__PROBLEM TO SOLVE__
Using the listing below, report how many lines contain the word "title" and give no other words.

__RECORDS SUPPLIED__
--- --- ---

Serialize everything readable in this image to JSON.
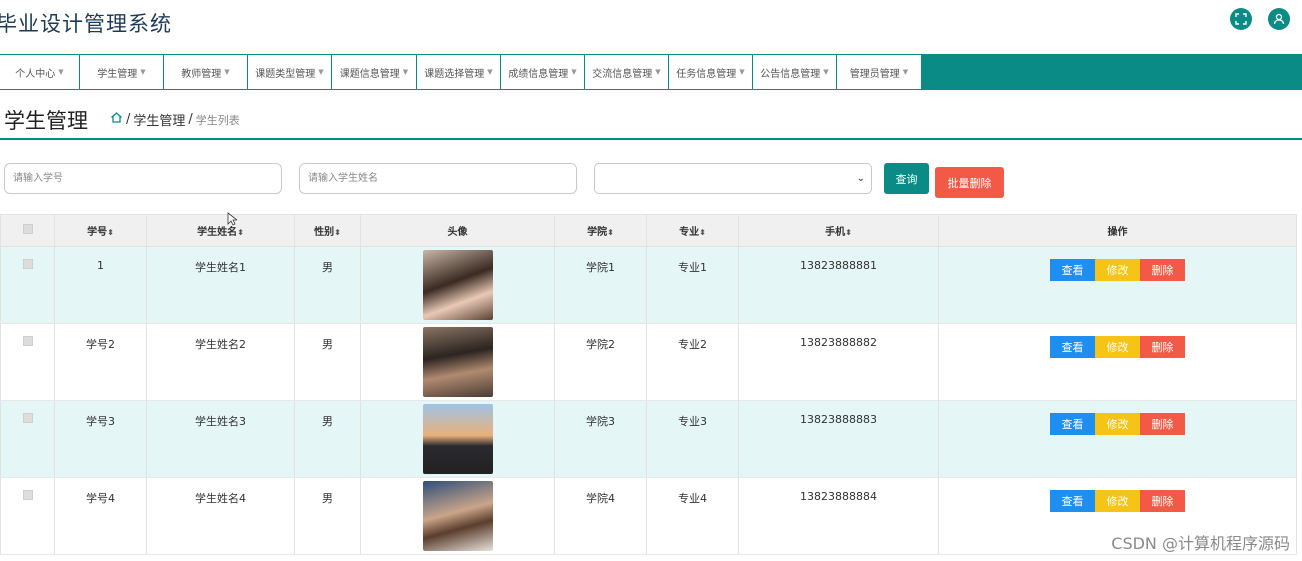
{
  "app": {
    "title": "毕业设计管理系统"
  },
  "top_icons": [
    "fullscreen-icon",
    "user-icon"
  ],
  "nav": [
    {
      "label": "个人中心"
    },
    {
      "label": "学生管理"
    },
    {
      "label": "教师管理"
    },
    {
      "label": "课题类型管理"
    },
    {
      "label": "课题信息管理"
    },
    {
      "label": "课题选择管理"
    },
    {
      "label": "成绩信息管理"
    },
    {
      "label": "交流信息管理"
    },
    {
      "label": "任务信息管理"
    },
    {
      "label": "公告信息管理"
    },
    {
      "label": "管理员管理"
    }
  ],
  "page": {
    "title": "学生管理",
    "breadcrumb": {
      "sep": "/",
      "section": "学生管理",
      "current": "学生列表"
    }
  },
  "search": {
    "id_placeholder": "请输入学号",
    "name_placeholder": "请输入学生姓名",
    "query_label": "查询",
    "batch_delete_label": "批量删除"
  },
  "table": {
    "headers": [
      "学号",
      "学生姓名",
      "性别",
      "头像",
      "学院",
      "专业",
      "手机",
      "操作"
    ],
    "sort_mark": "⬍",
    "actions": {
      "view": "查看",
      "edit": "修改",
      "delete": "删除"
    },
    "rows": [
      {
        "id": "1",
        "name": "学生姓名1",
        "gender": "男",
        "college": "学院1",
        "major": "专业1",
        "phone": "13823888881"
      },
      {
        "id": "学号2",
        "name": "学生姓名2",
        "gender": "男",
        "college": "学院2",
        "major": "专业2",
        "phone": "13823888882"
      },
      {
        "id": "学号3",
        "name": "学生姓名3",
        "gender": "男",
        "college": "学院3",
        "major": "专业3",
        "phone": "13823888883"
      },
      {
        "id": "学号4",
        "name": "学生姓名4",
        "gender": "男",
        "college": "学院4",
        "major": "专业4",
        "phone": "13823888884"
      }
    ]
  },
  "watermark": "CSDN @计算机程序源码",
  "colors": {
    "primary": "#0b8b85",
    "danger": "#f25a47",
    "info": "#1f8ef1",
    "warning": "#f6c416",
    "row_alt": "#e5f6f6"
  }
}
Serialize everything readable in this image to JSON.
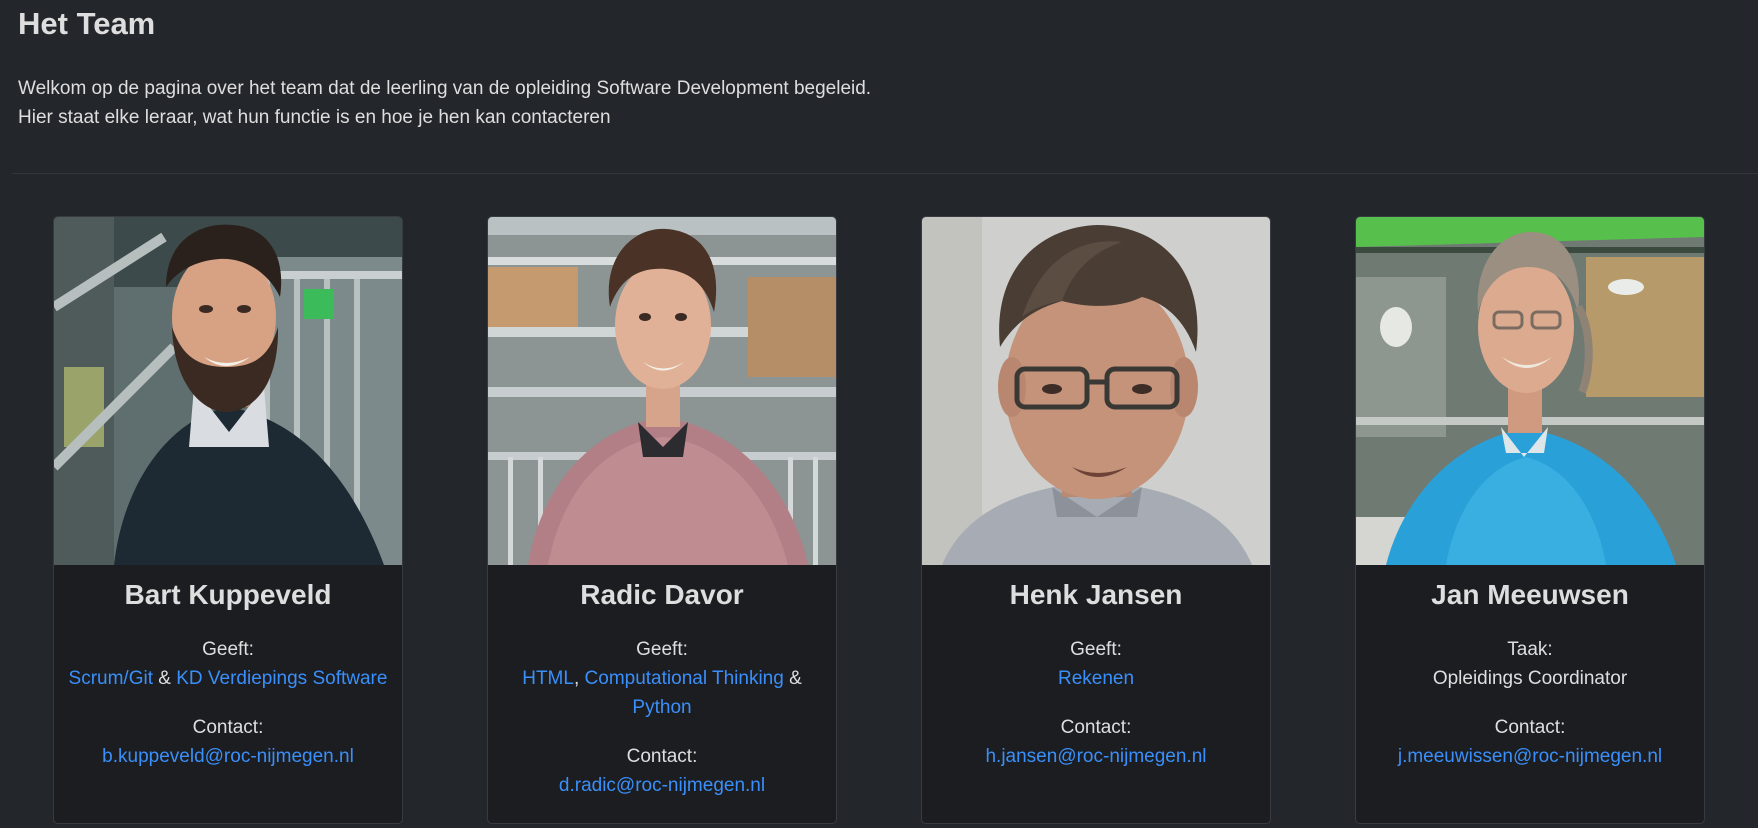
{
  "page": {
    "title": "Het Team",
    "intro_line1": "Welkom op de pagina over het team dat de leerling van de opleiding Software Development begeleid.",
    "intro_line2": "Hier staat elke leraar, wat hun functie is en hoe je hen kan contacteren"
  },
  "colors": {
    "background": "#23262b",
    "card_background": "#1b1d21",
    "link": "#3a8ffa",
    "text": "#dedede"
  },
  "cards": [
    {
      "name": "Bart Kuppeveld",
      "role_label": "Geeft:",
      "courses": [
        "Scrum/Git",
        "KD Verdiepings Software"
      ],
      "separators": [
        " & "
      ],
      "contact_label": "Contact:",
      "email": "b.kuppeveld@roc-nijmegen.nl"
    },
    {
      "name": "Radic Davor",
      "role_label": "Geeft:",
      "courses": [
        "HTML",
        "Computational Thinking",
        "Python"
      ],
      "separators": [
        ", ",
        " & "
      ],
      "contact_label": "Contact:",
      "email": "d.radic@roc-nijmegen.nl"
    },
    {
      "name": "Henk Jansen",
      "role_label": "Geeft:",
      "courses": [
        "Rekenen"
      ],
      "separators": [],
      "contact_label": "Contact:",
      "email": "h.jansen@roc-nijmegen.nl"
    },
    {
      "name": "Jan Meeuwsen",
      "role_label": "Taak:",
      "task": "Opleidings Coordinator",
      "contact_label": "Contact:",
      "email": "j.meeuwissen@roc-nijmegen.nl"
    }
  ]
}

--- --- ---

__TASK SOLUTION__
3